Problem description -
Count every line in the entries below that contains the word "steno", and give only that number.
"""
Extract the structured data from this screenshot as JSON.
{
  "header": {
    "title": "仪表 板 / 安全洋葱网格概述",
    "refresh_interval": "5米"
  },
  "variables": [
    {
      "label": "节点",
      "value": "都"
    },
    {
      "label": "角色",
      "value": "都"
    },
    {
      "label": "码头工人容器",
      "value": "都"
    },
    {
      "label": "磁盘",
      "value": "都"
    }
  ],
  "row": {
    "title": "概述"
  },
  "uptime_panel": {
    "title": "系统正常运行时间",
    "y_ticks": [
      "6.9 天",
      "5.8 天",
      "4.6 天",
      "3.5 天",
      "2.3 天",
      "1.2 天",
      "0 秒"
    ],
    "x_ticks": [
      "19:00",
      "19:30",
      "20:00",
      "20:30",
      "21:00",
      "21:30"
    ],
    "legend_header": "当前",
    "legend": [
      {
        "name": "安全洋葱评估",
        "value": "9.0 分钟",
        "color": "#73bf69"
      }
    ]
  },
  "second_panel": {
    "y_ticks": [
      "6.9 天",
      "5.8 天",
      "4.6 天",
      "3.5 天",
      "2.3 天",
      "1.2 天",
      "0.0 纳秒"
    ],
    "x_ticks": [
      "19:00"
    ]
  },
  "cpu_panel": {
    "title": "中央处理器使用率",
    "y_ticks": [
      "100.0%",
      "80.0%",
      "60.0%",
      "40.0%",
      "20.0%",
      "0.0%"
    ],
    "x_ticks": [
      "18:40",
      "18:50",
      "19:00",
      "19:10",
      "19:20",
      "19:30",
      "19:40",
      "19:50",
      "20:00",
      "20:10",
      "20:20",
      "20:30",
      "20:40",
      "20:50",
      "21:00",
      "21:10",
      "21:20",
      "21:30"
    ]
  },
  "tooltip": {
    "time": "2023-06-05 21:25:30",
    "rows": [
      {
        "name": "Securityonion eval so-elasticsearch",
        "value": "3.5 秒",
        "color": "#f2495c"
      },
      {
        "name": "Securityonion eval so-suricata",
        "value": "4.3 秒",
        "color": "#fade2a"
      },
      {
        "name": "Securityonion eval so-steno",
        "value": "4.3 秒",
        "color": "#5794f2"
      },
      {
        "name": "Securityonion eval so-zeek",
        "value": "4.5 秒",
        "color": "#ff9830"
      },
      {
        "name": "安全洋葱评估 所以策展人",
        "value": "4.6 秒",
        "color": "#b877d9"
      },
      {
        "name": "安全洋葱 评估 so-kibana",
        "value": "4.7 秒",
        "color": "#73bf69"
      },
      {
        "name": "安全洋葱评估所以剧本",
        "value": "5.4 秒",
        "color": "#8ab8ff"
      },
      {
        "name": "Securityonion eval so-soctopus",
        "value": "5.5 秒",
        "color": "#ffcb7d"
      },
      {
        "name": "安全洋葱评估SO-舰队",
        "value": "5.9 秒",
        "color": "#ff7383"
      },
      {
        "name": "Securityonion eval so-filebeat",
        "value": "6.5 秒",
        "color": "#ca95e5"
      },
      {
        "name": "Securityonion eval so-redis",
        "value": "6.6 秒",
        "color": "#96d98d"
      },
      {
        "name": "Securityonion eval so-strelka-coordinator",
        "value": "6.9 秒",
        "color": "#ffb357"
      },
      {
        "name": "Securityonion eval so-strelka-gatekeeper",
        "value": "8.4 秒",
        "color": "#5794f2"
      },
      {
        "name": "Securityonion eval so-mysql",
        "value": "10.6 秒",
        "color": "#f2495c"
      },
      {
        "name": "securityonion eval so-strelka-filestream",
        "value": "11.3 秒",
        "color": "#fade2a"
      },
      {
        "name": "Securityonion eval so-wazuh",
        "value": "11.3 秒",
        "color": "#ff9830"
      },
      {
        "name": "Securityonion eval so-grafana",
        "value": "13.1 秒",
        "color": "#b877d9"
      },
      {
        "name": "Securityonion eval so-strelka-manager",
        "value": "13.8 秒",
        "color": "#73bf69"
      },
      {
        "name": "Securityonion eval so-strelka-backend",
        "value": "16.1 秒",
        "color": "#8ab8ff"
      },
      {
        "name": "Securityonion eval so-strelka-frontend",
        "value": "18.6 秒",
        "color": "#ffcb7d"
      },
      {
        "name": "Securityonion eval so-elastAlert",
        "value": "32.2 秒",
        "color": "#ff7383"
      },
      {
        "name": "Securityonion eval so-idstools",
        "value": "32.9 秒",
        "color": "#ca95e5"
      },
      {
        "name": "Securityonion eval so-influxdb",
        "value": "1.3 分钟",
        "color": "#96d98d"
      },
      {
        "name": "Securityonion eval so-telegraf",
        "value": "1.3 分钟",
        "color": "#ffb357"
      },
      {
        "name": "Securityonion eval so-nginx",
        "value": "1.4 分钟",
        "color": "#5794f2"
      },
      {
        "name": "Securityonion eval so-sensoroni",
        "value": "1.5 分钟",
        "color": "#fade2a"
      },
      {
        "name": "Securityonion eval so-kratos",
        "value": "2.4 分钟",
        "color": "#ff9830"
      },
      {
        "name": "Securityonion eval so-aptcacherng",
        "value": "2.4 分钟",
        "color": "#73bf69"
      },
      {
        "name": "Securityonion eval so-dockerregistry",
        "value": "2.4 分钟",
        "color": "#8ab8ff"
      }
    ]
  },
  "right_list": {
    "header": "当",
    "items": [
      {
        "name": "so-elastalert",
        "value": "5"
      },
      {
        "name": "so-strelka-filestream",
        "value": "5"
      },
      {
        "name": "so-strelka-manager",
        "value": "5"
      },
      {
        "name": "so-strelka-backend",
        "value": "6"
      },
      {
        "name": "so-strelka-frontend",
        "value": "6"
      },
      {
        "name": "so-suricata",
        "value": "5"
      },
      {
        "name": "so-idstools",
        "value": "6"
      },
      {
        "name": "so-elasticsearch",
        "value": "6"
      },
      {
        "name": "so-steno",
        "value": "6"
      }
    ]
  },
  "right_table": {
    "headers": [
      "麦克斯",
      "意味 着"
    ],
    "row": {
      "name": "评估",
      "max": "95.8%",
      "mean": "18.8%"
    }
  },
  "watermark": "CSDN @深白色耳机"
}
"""
Task solution -
2